It’s amazing to think that in the last intro I rather skited over Once Upon A Time... in Hollywood. It was released on the second last day of the July/August schedule. It’s not that it became an afterthought... there were just so many other films to write about. A common problem here!

In this brochure, it begins its first full week of release. A few more weeks of hype has allowed Twitter to dissolve into reappraisals of Tarantino’s back catalogue, which can only suggest one thing - Once Upon A Time... in Hollywood might be worth the hype, especially if you are shuffling around the likes of Jackie Brown and Pulp Fiction to accommodate it in QT’s Top 5.

If your memory needs refreshing or you have a few you’ve not yet managed to see, we’re hosting a Tarantino mini-season in Kino Bar with four of his own, plus two he gave away, From Dusk Till Dawn and Natural Born Killers.

Pulp Fiction
Kino Bar: Pulp Fiction

Pain and Glory marks the return of another director with a long legacy, Pedro Almodóvar, and his semi-autobiographical film sees a terrific Antonio Banderas plays an ageing film director in creative malaise, reflecting upon his life, career and memories.

We’ve also got a few outrageously interesting documentaries this month. Stand-outs include Hail Satan?, in which ‘Satanists’ rally for progressive values and the separation of Church and State in the USA; Gaza, a deeply moving film documenting normal lives in a distinctly un-normal, war-torn state; and the film nerd’s dream Memory: The Origins of Alien.
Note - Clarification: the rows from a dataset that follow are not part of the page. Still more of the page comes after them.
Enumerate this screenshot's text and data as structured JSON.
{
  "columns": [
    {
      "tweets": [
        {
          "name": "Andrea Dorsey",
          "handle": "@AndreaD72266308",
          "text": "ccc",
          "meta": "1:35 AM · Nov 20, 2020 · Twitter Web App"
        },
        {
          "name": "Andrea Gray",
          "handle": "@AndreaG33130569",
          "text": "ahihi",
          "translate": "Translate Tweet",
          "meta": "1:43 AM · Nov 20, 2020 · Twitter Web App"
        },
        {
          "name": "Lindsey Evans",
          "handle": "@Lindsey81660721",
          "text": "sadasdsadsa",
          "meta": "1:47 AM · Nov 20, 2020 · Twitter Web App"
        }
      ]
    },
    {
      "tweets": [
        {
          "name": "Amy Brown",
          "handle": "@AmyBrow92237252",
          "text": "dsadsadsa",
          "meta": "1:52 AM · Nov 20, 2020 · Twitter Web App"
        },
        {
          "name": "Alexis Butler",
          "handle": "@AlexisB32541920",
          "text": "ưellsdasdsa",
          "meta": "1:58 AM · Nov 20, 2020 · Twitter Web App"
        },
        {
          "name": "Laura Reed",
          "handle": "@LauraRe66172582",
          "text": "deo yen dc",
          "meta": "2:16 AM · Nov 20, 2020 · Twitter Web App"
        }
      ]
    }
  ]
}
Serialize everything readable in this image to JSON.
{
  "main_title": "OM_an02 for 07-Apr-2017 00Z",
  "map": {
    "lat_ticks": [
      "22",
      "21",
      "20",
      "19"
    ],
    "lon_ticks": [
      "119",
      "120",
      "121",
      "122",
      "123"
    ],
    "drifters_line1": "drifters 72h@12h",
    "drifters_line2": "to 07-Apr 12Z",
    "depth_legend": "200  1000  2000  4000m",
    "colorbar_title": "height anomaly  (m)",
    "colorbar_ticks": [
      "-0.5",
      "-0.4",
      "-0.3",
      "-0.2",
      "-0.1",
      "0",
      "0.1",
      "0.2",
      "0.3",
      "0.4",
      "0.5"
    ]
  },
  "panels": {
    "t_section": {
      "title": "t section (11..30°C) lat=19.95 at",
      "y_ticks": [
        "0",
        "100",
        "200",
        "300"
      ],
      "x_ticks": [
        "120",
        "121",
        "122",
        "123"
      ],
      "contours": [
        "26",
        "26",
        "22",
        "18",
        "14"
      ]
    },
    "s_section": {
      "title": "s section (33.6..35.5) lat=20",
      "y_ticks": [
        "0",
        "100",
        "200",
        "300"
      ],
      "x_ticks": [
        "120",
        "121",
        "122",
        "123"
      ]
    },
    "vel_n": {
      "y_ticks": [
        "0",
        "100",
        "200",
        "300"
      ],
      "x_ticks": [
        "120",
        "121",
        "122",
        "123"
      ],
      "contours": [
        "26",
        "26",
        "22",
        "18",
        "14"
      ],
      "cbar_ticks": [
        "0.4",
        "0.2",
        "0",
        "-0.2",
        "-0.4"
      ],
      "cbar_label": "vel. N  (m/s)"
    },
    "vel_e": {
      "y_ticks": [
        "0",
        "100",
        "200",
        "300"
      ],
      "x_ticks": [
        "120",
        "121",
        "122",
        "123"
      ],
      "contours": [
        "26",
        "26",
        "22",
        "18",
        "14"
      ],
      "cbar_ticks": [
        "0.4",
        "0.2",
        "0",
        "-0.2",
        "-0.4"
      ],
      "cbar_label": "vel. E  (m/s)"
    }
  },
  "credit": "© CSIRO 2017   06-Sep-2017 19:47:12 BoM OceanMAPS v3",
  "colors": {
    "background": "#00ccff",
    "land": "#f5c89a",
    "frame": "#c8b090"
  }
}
Naturally, we’re also showing Alien again to accompany. Trust us, it still looks absolutely glorious on the big screen.

The Souvenir
The Souvenir
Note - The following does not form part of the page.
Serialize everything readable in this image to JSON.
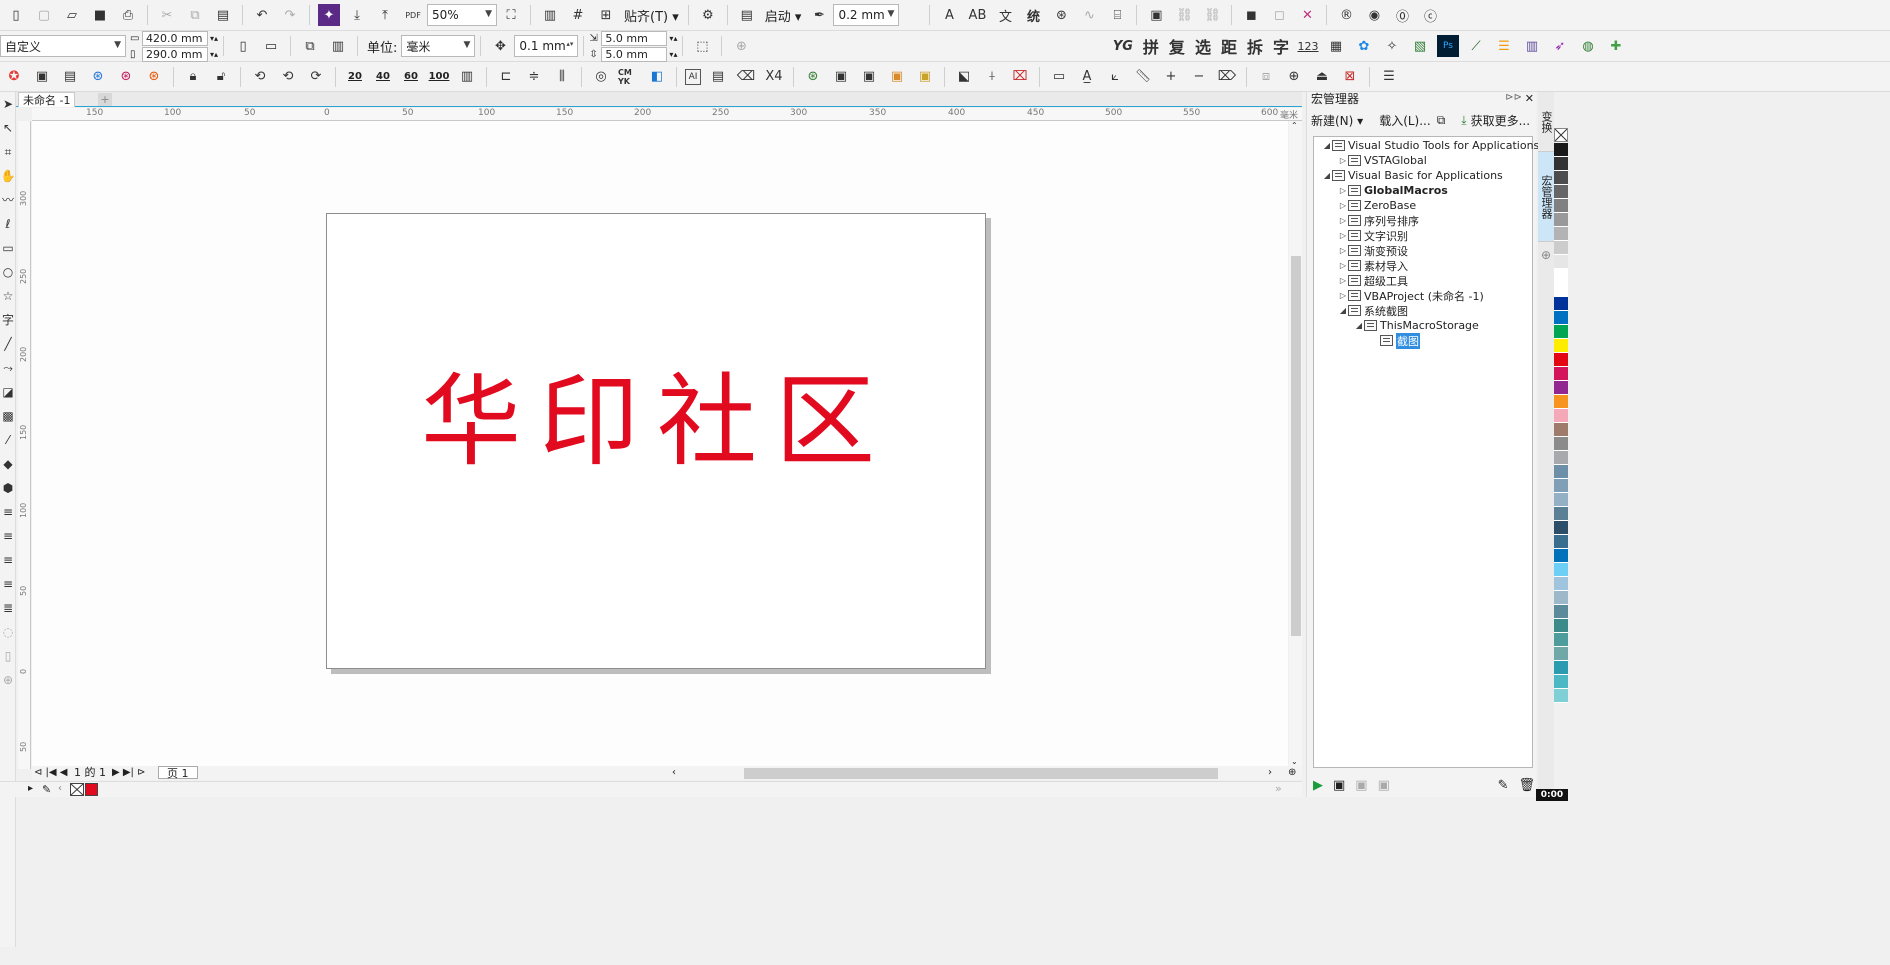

Edinburgh International Film Festival’s Closing Night film Mrs Lowry and Son arrives with us, with a stirring turn from Timothy Spall as L.S. Lowry and Vanessa Redgrave remarkable as his mother. Also fresh from EIFF is Joanna Hogg’s (Exhibition, Archipelago) new film The Souvenir, starring Honor Swinton Byrne and her mother (Tilda). It is picking up rave reviews.
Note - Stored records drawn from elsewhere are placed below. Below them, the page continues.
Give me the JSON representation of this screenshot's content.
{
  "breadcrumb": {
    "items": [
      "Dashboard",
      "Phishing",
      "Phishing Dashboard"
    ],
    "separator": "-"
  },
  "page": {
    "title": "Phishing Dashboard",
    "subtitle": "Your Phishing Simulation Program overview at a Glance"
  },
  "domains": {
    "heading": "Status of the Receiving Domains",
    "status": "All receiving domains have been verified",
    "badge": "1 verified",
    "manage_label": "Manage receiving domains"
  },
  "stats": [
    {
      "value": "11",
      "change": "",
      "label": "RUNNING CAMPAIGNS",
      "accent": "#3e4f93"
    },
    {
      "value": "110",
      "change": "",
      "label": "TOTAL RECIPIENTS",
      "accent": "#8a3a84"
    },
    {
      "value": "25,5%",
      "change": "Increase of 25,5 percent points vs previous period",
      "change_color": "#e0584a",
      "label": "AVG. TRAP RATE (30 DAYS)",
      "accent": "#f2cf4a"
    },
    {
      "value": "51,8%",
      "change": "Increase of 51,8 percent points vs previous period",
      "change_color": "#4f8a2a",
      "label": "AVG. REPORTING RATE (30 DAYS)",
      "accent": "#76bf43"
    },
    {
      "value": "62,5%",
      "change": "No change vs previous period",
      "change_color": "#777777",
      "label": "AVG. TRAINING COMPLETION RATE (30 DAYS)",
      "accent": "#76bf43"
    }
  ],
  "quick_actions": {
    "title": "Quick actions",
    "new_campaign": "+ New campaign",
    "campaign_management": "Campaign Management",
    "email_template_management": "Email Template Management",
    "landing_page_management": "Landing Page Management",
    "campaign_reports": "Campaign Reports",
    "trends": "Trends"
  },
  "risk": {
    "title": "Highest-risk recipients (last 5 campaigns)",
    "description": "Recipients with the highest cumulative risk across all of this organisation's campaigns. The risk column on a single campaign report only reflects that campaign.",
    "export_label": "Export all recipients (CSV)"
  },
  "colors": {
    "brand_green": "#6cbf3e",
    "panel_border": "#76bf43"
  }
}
Bait - Mark Jenkin

I also want to mention Mark Jenkin’s brilliant oddity Bait, shot on 16mm, set in Cornwall, it looks very much a ‘50s British kitchen sink drama, but with more modern problems - ‘“like FW Murnau directing an episode of Eastenders” was one pundit’s comment, and it doesn’t get more intriguing than that. Set in a fishing community too - I, for one, am hooked.

I’ve only scratched the surface of this bumper August/September edition - read on and explore...

Colin Farquhar, Head of Cinema Operations